== Segment start ==

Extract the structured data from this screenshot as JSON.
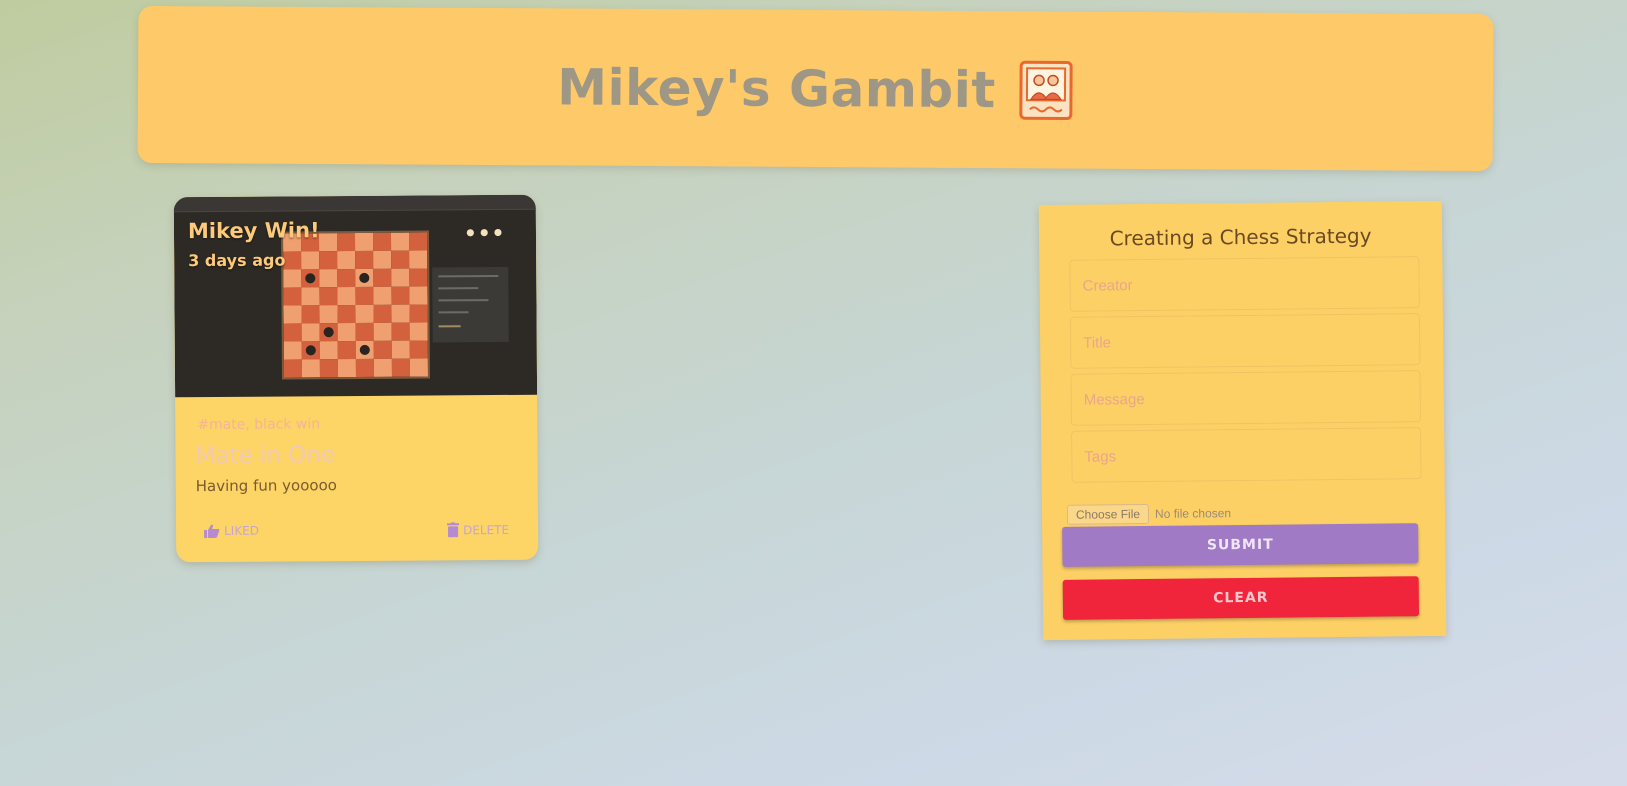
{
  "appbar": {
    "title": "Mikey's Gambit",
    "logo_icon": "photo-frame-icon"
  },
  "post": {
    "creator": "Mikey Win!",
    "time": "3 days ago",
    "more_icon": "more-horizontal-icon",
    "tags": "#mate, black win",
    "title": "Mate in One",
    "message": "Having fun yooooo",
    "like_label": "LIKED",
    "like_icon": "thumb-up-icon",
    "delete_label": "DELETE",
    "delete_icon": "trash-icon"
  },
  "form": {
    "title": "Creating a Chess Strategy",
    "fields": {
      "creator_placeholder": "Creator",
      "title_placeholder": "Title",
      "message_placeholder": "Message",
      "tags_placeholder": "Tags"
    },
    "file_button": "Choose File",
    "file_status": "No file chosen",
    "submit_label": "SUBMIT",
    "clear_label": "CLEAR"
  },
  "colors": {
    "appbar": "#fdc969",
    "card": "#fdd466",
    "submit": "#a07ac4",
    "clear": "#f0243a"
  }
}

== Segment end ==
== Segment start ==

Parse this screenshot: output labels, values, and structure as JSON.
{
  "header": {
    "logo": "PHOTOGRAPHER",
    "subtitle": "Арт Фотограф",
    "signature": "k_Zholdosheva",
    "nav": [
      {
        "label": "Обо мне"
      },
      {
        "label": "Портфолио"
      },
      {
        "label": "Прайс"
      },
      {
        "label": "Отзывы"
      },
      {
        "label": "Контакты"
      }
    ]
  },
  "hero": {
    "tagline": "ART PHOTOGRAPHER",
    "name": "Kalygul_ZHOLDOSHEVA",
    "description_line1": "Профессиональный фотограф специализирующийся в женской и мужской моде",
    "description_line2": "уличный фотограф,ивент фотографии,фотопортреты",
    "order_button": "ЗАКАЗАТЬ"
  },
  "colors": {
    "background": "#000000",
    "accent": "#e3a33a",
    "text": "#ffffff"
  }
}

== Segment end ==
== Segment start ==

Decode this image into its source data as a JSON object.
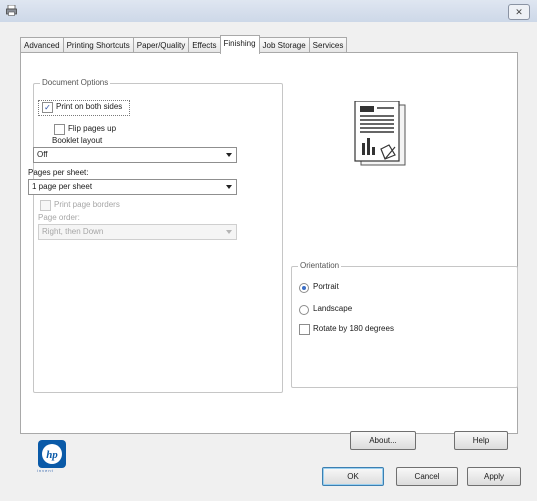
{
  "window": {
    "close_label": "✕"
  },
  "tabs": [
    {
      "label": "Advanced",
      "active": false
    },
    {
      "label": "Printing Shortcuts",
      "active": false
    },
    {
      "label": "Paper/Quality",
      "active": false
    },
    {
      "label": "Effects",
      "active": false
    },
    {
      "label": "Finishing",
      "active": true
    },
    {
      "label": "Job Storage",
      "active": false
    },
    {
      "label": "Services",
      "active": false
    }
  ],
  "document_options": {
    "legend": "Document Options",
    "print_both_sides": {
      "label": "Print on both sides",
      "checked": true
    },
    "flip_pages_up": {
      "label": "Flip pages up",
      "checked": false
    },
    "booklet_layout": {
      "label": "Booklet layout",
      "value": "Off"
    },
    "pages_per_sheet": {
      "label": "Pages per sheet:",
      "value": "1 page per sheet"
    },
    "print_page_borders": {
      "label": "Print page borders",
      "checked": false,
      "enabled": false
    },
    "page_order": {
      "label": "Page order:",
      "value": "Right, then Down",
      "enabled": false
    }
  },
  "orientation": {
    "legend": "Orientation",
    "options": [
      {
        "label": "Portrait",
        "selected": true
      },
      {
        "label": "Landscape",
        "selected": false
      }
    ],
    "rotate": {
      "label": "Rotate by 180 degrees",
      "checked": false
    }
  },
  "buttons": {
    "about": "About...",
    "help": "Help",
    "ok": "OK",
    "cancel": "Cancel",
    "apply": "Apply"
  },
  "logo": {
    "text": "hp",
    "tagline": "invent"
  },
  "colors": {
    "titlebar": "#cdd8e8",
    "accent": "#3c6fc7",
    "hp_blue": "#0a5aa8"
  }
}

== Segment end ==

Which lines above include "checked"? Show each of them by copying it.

      "checked": true
      "checked": false
      "checked": false,
      "checked": false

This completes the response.